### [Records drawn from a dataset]

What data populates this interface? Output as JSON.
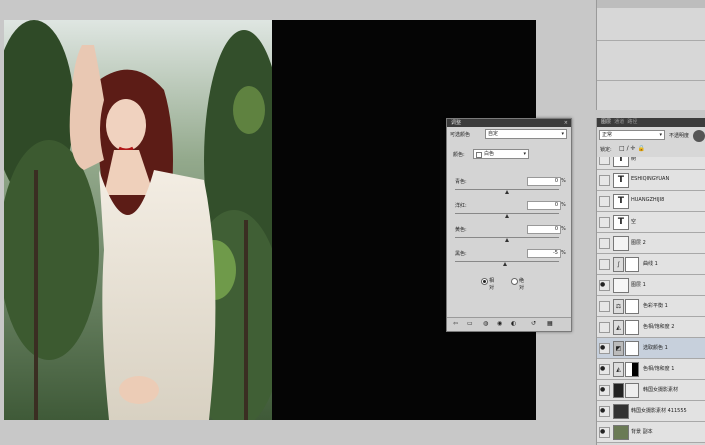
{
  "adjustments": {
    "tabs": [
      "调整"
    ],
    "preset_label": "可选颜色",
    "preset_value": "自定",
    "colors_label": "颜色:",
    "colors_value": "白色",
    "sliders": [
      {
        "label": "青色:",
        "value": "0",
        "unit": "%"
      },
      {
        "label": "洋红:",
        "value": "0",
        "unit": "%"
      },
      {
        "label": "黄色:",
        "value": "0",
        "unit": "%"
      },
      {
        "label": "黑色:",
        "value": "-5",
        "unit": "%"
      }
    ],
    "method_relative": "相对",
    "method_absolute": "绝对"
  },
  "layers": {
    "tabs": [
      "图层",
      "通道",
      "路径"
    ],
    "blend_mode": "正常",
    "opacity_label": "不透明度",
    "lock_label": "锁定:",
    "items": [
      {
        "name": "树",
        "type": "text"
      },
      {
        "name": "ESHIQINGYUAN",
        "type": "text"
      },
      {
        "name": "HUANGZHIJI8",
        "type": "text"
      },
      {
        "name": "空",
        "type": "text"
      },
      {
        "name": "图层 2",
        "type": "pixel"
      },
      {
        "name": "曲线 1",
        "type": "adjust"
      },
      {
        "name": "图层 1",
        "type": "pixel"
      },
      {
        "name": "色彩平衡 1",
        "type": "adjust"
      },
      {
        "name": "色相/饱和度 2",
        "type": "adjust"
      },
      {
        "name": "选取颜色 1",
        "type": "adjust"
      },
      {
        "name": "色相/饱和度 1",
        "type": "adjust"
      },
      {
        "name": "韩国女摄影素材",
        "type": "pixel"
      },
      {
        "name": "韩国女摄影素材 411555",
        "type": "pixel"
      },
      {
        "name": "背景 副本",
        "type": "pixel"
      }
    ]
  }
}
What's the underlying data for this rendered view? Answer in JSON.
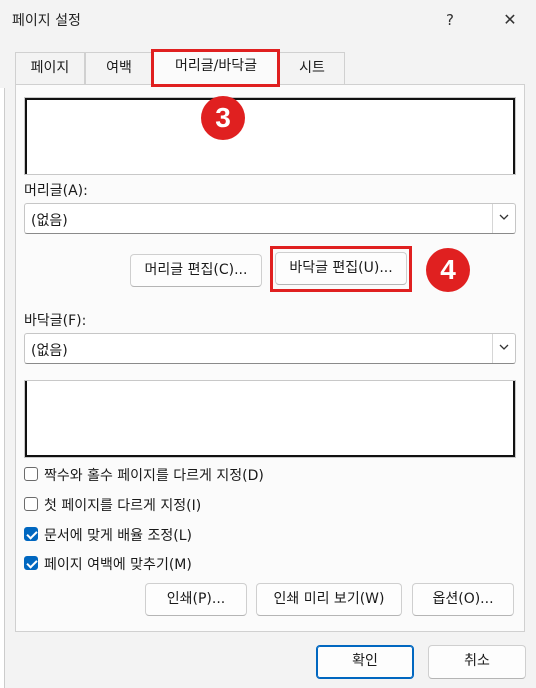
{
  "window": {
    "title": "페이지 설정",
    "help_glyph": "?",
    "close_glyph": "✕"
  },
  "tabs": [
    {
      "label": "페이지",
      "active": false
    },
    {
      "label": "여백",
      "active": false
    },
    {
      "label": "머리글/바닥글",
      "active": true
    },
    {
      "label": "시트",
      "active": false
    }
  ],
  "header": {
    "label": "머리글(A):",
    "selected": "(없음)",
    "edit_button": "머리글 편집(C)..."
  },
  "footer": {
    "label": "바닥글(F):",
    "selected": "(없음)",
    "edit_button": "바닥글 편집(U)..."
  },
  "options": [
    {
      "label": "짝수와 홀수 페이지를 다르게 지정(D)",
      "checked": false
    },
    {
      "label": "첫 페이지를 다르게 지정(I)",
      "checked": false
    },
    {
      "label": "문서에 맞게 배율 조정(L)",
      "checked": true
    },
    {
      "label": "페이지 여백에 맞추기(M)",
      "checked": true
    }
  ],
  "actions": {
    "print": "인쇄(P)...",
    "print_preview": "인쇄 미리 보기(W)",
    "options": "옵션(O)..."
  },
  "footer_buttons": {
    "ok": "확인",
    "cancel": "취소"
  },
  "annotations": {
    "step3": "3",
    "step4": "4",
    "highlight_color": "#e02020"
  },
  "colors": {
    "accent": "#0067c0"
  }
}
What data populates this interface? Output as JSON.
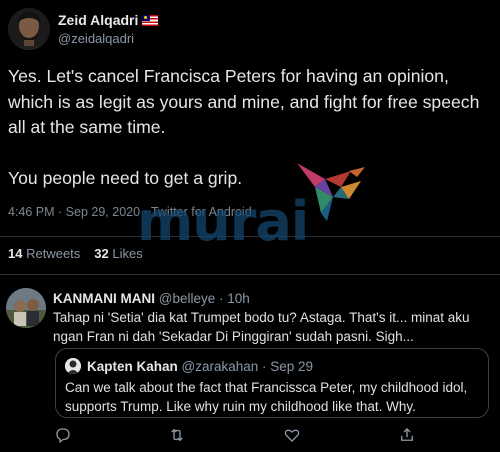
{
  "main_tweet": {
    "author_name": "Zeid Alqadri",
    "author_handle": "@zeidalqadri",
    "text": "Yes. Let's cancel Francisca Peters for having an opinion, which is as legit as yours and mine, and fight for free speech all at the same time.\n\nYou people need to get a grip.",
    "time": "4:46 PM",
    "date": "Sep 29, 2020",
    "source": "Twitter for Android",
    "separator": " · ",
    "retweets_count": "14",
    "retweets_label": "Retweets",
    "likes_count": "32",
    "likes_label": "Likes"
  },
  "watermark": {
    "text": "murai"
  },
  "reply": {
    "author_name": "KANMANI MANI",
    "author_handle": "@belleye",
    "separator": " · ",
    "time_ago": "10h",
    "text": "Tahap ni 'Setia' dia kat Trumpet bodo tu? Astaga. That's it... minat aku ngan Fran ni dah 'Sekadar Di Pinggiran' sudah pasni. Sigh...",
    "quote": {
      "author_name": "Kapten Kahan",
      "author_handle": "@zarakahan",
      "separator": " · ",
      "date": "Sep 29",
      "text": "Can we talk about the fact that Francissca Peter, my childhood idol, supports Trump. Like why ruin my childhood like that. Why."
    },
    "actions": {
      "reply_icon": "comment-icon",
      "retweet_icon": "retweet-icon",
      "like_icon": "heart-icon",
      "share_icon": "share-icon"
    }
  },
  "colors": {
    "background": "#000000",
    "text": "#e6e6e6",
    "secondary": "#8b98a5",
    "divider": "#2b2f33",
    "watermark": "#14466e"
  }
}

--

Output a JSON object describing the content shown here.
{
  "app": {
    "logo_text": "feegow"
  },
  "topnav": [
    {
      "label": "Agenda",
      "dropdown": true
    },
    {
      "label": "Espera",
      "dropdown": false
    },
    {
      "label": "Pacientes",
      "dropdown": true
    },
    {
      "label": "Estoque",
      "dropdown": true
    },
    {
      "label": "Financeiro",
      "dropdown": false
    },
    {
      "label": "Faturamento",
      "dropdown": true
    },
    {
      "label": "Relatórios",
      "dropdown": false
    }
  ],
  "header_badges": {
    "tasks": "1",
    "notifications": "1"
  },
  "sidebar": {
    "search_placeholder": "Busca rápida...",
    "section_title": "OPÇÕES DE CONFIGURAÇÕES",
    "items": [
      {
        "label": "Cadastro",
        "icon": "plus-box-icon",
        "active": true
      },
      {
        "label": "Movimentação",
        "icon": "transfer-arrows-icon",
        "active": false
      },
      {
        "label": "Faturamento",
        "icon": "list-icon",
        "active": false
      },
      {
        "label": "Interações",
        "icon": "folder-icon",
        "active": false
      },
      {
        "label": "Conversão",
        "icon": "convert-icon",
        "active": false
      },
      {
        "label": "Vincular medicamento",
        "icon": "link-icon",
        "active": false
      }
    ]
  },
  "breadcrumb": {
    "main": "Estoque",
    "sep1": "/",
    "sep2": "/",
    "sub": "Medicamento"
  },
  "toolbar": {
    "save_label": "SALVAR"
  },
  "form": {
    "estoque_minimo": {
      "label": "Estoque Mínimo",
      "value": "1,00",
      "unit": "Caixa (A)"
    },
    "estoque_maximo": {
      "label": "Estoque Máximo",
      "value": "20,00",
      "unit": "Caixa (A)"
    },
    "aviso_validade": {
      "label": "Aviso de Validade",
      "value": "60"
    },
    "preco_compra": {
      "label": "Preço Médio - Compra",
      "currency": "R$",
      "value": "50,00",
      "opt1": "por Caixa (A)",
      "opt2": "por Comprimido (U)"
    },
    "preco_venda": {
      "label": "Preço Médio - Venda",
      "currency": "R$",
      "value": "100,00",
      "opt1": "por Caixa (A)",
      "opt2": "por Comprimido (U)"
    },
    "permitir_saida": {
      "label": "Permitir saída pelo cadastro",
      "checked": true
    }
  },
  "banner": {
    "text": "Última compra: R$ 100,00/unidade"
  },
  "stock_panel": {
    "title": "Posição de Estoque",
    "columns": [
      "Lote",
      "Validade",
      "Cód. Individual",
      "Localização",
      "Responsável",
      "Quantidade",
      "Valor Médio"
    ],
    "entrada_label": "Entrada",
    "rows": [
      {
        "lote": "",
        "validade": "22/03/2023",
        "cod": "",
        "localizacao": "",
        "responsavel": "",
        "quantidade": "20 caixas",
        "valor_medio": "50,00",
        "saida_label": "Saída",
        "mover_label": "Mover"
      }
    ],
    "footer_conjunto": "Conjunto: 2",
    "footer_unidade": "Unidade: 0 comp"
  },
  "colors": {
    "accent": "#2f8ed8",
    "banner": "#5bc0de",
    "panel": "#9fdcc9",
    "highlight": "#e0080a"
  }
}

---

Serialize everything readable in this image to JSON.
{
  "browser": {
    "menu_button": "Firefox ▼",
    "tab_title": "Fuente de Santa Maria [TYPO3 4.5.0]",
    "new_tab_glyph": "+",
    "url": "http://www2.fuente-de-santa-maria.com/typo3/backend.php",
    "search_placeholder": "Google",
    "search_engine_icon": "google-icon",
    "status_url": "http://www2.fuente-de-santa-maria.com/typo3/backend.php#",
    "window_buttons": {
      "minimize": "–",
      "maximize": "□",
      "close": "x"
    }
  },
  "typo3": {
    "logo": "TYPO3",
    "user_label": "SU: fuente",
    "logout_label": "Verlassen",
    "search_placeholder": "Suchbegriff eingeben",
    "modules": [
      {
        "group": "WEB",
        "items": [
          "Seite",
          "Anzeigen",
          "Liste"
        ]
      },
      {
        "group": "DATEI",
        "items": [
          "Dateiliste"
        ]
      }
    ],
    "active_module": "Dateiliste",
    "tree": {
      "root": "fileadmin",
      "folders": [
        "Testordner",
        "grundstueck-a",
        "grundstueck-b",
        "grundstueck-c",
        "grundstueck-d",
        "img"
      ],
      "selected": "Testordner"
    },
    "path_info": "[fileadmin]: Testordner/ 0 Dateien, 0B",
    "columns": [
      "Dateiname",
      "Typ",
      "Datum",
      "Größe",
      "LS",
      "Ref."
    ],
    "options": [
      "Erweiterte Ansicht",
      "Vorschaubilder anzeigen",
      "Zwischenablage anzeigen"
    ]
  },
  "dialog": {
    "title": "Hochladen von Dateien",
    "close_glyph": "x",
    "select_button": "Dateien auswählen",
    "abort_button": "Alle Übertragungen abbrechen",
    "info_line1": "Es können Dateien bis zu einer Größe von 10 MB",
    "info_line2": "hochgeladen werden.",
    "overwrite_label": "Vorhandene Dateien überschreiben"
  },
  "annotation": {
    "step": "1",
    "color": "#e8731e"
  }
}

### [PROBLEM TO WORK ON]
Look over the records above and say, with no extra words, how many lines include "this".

### [RESULT OF THE EXERCISE]
4